Via DNAinfo.com

Ald. James Cappleman (46th) told DNAinfo.com Chicago in November that he expected “some tough decisions,” to address the high vacancy rate in schools and “wouldn’t be surprised,” if that includes school closings in Uptown. The proportion of children in the 46th Ward who are under age 18 is 12.25 percent, more than 10 percentage points lower than the city average, according to Cappleman’s office.

Filling every available space (including displacing most non-general education- such as special area teachers, English Language Learners teachers, special education teachers, Center for Native American Studies, and support for the hearing impaired- from their classrooms) would allow for 25 total general education teachers at Stockton. That would require 40.8 students per classroom in order to reach the 1020 student mark mentioned by CPS representatives in this article.

WBEZ- Independence of Independent School Commission Questioned

Read the full WBEZ News Education Report

The independent Commission on School Utilization was named by Chicago Public Schools’ CEO Barbara Byrd-Bennett to examine the school closings issue, specifically underutilized schools.

But the commission is being assisted behind the scenes by the Civic Consulting Alliance—a politically connected nonprofit that deploys business consultants to city government.
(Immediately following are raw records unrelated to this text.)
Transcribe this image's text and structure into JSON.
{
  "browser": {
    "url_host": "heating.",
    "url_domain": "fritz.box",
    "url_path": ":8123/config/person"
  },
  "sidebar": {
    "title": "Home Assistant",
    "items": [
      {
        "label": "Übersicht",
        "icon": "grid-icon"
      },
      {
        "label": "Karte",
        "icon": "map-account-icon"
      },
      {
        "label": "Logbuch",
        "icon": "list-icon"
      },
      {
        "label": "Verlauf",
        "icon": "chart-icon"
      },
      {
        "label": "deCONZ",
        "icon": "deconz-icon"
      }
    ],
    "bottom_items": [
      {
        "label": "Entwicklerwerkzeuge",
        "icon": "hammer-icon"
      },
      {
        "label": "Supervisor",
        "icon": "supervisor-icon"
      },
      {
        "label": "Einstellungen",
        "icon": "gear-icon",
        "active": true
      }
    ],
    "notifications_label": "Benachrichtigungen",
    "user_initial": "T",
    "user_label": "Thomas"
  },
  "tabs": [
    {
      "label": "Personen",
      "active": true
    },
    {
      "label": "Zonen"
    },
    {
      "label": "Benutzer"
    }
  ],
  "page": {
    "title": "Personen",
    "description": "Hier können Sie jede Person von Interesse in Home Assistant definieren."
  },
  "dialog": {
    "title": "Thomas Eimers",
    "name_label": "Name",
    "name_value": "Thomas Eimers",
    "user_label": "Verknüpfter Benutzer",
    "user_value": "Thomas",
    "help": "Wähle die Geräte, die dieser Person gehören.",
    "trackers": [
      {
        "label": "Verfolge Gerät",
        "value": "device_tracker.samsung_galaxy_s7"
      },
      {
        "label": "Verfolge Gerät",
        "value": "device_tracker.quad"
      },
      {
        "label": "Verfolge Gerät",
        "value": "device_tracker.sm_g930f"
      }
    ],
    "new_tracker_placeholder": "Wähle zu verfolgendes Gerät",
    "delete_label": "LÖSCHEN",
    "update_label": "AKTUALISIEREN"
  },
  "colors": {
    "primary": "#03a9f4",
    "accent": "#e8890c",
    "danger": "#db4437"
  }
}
New York Times Reports on Poverty and Performance

Some interesting articles from the New York Times about how poverty affects performance in public schools and continues into college and beyond.

NYT- For Many Poor Students, Leap to College Ends in a Hard Fall

Poor students have long trailed affluent peers in school performance, but from grade-school tests to college completion, the gaps are growing. With school success and earning prospects ever more entwined, the consequences carry far: education, a force meant to erode class barriers, appears to be fortifying them.

Affluent Students Have an Advantage and the Gap Is Widening

Low-income students with above-average scores on eighth grade tests have a college graduation rate of 26 percent — lower than more affluent students with worse test scores. Thirty years ago, there was a 31 percentage point difference in the share of affluent and poor students who earned a college degree. Now the gap is 45 points. The gap has also grown in college entrance rates and spending per child on tutors, sports, music and other enrichment activities.